    Amrein TM, Lukac H, Andres L, Perren R, Escher F, Amado R (2005) J Agric Food Chem 53:7819–7825CrossRefGoogle Scholar
  10. 10.
    Stadler RH, Blank I, Varga N, Robert F, Hau J, Guy PA, Robert M-C, Riediker S (2002) Nature 419:449–450CrossRefGoogle Scholar
  11. 11.
    Mottram DS, Wedzicha BL, Dodson AT (2002) Nature 419:448–449CrossRefGoogle Scholar
  12. 12.
    Schieberle P, Koehler P, Granvogl M (2005) New aspects on the formation and analysis of acrylamide. In: Friedman M, Mottram D (eds) Advances in experimental medicine and biology, vol 561. Springer Verlag, New York, pp 205–222Google Scholar
  13. 13.
    Zyzak DV, Sanders RA, Stojanovic M, Tallmadge DH, Eberhart BL, Ewald DK, Gruber DC, Morsch TR, Strothers MA, Rizzi GP, Villagran MD (2003) J Agric Food Chem 51:4782–4787CrossRefGoogle Scholar
  14. 14.
    Vass M, Amrein TM, Schönbächler B, Escher F, Amado R (2004) Czech J Food Sci 22:19–21Google Scholar
  15. 15.
    Levine RA, Smith RE (2005) J Agric Food Chem 53:4410–4416CrossRefGoogle Scholar
  16. 16.
    Surdyk N, Rosén J, Andersson R, Aman P (2004) J Agric Food Chem 52:2047–2051CrossRefGoogle Scholar
  17. 17.
    Mustafa A, Andersson R, Rosén J, Kamal-Eldin A, Aman P (2005) J Agric Food Chem 53:5985–5989CrossRefGoogle Scholar
  18. 18.
    Becalski A, Lau BP-Y, Lewis D, Seaman SW, Hayward S, Sahagian M, Ramesh M, Leclerc Y (2004) J Agric Food Chem 52:3801–3806CrossRefGoogle Scholar
  19. 19.
    Williams JSE (2005) Food Chem 90:875–881CrossRefGoogle Scholar
  20. 20.
    De Wilde T, De Meulenaer B, Mestdagh F, Govaert Y, Vandeburie S, Ooghe W, Fraselle S, Demeulemeester K, Van Peteghem C, Calus A, Degroodt J-M, Verhé R (2005) J Agric Food Chem 53:6550–6557CrossRefGoogle Scholar
  21. 21.
    Stadler RH, Robert F, Riediker S, Varga N, Davidek T, Devaud S, Goldmann T, Hau J, Blank I (2004) J Agric Food Chem 52:5550–5558CrossRefGoogle Scholar
  22. 22.
    Granvogl M, Jezussek M, Koehler P, Schieberle P (2004) J Agric Food Chem 52:4751–4757CrossRefGoogle Scholar
  23. 23.
    Granvogl M, Schieberle P (2006) J Agric Food Chem 54:5933–5938CrossRefGoogle Scholar
  24. 24.
    Granvogl M, Bugan S, Schieberle P (2006) J Agric Food Chem 54:1730–1739CrossRefGoogle Scholar
  25. 25.
    Riediker S, Stadler RH (2003) J Chromatogr A 1020:121–130CrossRefGoogle Scholar
  26. 26.
    Delatour T, Perisset A, Goldmann T, Riediker S, Stadler RH (2004) J Agric Food Chem 52:4625–4631CrossRefGoogle Scholar
  27. 27.
    Aguas PC, Fitzhenry MJ, Giannikopoulos G, Varelis P (2006) Anal Bioanal Chem 385:1526–1531CrossRefGoogle Scholar

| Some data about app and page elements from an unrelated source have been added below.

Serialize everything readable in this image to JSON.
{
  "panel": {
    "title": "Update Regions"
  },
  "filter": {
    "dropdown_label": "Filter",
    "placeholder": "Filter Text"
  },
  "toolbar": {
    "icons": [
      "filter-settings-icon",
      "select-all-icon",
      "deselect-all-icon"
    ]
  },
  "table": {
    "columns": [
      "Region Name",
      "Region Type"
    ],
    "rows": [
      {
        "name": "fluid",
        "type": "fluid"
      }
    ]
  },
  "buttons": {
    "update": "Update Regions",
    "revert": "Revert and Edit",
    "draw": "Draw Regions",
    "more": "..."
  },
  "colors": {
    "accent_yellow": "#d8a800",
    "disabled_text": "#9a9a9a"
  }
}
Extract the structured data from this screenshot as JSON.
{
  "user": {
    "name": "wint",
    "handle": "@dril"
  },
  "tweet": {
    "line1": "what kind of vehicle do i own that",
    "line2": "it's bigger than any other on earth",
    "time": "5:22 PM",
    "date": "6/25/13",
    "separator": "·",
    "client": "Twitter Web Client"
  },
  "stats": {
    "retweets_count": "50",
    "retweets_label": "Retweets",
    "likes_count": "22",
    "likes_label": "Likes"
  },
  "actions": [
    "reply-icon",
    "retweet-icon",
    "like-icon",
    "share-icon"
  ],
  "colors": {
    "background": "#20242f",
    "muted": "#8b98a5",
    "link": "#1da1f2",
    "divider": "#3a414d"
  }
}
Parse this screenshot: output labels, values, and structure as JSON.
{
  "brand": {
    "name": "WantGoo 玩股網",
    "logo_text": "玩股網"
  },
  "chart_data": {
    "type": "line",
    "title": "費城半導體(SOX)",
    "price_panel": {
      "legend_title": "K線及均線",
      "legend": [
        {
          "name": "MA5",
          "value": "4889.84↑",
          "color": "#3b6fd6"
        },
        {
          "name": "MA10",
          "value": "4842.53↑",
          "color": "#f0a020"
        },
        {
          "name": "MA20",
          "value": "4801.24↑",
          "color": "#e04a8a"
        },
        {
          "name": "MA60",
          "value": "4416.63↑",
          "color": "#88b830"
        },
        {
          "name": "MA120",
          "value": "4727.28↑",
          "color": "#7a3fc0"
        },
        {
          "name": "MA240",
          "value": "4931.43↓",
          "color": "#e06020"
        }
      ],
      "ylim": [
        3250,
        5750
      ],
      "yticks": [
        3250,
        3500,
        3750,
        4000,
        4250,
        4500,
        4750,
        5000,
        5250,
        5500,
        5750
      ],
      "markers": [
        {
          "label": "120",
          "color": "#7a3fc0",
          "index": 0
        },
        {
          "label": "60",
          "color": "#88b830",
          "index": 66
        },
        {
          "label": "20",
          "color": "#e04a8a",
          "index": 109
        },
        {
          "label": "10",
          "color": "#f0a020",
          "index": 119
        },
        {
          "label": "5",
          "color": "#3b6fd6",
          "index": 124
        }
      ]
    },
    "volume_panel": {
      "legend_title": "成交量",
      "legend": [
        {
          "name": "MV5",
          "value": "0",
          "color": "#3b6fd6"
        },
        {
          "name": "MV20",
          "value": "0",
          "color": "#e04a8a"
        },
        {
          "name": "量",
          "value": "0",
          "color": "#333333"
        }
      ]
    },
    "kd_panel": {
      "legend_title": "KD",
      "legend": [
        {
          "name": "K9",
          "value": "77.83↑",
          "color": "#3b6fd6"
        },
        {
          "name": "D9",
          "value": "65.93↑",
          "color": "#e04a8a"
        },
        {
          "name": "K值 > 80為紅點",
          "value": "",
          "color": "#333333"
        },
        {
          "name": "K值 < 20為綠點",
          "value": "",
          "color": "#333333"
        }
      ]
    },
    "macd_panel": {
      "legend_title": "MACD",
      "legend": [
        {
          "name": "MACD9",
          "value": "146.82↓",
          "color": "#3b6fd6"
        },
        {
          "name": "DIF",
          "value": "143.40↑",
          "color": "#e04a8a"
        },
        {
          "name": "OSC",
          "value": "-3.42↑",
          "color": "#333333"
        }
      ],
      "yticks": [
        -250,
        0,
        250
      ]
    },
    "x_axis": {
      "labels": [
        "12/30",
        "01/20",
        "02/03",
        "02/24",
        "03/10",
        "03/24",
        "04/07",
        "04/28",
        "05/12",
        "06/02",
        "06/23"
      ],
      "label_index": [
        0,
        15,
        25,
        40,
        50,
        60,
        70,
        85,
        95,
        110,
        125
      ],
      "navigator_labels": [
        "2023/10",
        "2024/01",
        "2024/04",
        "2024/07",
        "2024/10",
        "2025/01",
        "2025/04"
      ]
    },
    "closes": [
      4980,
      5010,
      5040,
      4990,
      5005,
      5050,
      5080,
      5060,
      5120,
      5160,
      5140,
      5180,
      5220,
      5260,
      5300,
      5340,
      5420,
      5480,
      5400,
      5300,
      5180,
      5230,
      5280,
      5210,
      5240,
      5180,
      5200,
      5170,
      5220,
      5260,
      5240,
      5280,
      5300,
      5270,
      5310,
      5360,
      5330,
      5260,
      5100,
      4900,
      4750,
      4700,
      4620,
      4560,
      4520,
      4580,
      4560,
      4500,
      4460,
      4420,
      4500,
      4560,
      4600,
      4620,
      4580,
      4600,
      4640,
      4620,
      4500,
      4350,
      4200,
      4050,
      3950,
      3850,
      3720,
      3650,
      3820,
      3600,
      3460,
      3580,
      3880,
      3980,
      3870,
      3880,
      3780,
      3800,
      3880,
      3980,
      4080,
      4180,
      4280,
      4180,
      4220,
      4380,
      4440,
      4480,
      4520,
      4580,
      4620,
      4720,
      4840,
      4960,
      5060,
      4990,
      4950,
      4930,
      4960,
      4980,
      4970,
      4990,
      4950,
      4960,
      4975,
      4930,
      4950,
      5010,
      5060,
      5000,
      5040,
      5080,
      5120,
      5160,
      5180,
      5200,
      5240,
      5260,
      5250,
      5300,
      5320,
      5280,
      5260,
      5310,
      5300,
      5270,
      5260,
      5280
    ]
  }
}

Copyright information

© Springer-Verlag 2006

Authors and Affiliations

  1. 1.Chair for Food ChemistryTechnical University of MunichGarchingGermany

Personalised recommendations